Say how many of the lines below include the word "datetime". Only the number should be given.

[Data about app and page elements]
========
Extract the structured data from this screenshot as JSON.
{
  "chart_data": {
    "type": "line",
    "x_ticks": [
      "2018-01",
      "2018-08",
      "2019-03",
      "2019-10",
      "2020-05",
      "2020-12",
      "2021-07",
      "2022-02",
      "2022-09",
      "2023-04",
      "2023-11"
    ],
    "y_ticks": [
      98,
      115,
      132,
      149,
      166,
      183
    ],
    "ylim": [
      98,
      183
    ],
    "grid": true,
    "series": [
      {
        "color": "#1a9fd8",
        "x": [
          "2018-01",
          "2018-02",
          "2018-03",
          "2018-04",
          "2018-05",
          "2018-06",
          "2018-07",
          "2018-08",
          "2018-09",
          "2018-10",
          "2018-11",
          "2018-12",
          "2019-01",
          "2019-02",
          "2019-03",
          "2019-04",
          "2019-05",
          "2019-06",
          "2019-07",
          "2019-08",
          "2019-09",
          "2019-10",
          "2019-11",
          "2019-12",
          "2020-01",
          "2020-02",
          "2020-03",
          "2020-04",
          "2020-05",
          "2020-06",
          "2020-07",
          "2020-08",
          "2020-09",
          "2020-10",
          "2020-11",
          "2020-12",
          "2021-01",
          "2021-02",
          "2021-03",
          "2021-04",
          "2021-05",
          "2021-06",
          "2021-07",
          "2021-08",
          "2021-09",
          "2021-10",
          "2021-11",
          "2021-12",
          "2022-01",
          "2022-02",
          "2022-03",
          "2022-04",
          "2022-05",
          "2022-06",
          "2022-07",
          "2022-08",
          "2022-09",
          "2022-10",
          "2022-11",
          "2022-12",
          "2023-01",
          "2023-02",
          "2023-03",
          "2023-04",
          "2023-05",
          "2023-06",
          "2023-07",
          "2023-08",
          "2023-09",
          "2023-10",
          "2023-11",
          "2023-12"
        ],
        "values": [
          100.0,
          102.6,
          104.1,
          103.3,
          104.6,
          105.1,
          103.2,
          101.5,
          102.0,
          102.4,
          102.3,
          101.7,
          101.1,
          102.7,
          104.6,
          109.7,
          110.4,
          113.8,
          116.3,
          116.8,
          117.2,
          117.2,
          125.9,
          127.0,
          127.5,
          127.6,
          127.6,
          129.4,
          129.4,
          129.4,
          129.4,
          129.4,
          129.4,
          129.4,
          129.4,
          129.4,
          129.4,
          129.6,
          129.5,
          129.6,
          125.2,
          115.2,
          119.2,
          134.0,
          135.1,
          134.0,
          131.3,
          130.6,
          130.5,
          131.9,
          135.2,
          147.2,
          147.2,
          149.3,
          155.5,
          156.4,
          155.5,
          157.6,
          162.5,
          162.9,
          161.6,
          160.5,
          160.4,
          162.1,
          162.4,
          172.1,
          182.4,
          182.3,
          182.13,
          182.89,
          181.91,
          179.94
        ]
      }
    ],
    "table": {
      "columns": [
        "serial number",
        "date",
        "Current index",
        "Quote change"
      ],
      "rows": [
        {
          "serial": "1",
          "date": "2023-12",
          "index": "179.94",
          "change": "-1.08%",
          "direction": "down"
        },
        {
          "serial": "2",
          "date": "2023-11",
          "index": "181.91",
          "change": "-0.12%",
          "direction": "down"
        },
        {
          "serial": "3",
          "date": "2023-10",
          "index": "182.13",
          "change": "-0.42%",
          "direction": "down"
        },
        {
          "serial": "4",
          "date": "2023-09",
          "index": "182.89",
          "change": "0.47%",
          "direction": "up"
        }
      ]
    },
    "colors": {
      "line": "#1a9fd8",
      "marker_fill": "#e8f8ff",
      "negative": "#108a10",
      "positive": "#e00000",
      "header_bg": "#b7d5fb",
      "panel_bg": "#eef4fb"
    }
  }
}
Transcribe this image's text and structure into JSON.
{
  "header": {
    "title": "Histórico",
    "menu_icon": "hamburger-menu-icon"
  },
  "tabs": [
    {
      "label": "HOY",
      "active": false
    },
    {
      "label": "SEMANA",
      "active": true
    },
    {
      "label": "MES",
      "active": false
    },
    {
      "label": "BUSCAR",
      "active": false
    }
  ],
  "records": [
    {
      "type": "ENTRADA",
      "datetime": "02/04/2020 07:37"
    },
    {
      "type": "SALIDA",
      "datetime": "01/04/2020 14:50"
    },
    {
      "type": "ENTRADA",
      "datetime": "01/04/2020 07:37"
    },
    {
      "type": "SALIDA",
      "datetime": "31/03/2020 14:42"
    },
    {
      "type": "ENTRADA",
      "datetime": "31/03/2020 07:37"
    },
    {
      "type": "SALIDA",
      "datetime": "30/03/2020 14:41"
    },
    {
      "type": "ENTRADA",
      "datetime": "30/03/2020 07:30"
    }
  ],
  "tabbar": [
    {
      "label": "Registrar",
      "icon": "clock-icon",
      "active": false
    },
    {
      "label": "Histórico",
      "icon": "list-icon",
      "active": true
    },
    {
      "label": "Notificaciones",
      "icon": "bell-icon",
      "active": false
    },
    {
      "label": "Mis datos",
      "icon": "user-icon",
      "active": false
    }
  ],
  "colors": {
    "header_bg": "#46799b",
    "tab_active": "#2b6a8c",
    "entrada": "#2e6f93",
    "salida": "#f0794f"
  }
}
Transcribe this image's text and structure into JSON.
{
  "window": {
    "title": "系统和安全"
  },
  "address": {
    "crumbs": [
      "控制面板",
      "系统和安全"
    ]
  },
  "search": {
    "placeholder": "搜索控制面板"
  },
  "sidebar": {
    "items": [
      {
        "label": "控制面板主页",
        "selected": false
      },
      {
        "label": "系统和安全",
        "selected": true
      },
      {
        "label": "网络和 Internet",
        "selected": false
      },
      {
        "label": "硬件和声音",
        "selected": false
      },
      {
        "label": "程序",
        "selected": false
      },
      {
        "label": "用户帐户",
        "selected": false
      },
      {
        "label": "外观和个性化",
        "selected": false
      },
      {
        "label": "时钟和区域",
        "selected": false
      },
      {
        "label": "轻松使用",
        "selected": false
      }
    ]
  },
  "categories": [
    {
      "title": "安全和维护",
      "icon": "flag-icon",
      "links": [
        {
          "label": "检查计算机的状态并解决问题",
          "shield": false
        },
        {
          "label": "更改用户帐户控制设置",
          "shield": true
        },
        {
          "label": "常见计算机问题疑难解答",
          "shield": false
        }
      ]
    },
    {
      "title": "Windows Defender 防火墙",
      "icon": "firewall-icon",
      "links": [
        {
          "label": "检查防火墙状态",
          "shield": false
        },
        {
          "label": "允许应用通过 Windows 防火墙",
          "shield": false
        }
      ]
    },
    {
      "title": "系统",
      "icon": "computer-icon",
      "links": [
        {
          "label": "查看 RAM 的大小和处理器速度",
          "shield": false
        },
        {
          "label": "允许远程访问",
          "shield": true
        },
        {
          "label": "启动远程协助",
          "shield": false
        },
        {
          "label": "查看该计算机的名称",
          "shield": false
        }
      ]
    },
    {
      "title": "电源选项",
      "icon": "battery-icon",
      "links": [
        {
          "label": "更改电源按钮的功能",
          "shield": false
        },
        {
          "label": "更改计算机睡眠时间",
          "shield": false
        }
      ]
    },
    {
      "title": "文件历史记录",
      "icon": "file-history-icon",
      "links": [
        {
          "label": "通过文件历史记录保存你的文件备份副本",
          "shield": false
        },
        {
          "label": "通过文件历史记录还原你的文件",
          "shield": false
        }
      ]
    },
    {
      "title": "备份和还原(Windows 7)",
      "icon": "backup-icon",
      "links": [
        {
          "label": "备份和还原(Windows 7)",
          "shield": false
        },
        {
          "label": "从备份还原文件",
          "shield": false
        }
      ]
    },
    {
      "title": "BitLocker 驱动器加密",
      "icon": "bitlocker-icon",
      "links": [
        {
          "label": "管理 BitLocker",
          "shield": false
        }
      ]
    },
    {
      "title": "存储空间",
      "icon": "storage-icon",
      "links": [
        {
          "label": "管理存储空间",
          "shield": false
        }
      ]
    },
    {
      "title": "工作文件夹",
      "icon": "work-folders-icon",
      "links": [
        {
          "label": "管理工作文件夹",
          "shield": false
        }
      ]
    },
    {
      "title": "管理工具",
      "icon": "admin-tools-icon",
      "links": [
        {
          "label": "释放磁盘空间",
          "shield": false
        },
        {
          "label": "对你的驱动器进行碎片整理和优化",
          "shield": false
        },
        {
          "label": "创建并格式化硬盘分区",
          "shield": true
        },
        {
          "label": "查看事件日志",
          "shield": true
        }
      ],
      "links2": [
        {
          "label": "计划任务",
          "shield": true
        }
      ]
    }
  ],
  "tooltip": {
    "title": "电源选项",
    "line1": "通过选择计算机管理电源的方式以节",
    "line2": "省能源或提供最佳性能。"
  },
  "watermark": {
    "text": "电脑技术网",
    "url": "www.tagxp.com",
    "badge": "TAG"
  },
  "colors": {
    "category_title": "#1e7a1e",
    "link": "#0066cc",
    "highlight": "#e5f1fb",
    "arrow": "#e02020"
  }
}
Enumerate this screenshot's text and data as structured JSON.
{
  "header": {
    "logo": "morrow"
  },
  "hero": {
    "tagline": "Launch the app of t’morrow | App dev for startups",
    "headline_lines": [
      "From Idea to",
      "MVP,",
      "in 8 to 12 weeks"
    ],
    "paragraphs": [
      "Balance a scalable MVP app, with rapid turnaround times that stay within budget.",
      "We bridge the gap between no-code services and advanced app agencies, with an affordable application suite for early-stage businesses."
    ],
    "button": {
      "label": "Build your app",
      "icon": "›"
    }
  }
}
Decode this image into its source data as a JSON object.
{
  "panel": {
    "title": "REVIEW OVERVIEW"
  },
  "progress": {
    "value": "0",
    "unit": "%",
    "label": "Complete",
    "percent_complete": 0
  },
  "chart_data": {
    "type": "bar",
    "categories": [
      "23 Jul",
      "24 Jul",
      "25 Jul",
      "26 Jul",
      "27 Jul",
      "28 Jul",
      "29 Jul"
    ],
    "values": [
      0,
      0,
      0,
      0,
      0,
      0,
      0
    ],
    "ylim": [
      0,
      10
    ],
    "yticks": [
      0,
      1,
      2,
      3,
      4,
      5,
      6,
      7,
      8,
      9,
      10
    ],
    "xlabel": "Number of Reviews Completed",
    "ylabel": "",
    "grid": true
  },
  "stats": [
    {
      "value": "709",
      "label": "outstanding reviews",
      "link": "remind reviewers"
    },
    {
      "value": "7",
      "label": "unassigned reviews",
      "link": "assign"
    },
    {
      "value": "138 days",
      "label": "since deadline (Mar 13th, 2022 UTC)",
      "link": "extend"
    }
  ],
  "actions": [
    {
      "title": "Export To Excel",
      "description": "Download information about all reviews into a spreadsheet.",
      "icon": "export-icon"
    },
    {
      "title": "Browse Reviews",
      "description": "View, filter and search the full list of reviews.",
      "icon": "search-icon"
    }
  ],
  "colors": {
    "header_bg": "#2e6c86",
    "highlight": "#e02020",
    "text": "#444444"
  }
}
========
• Solution to this problem:
7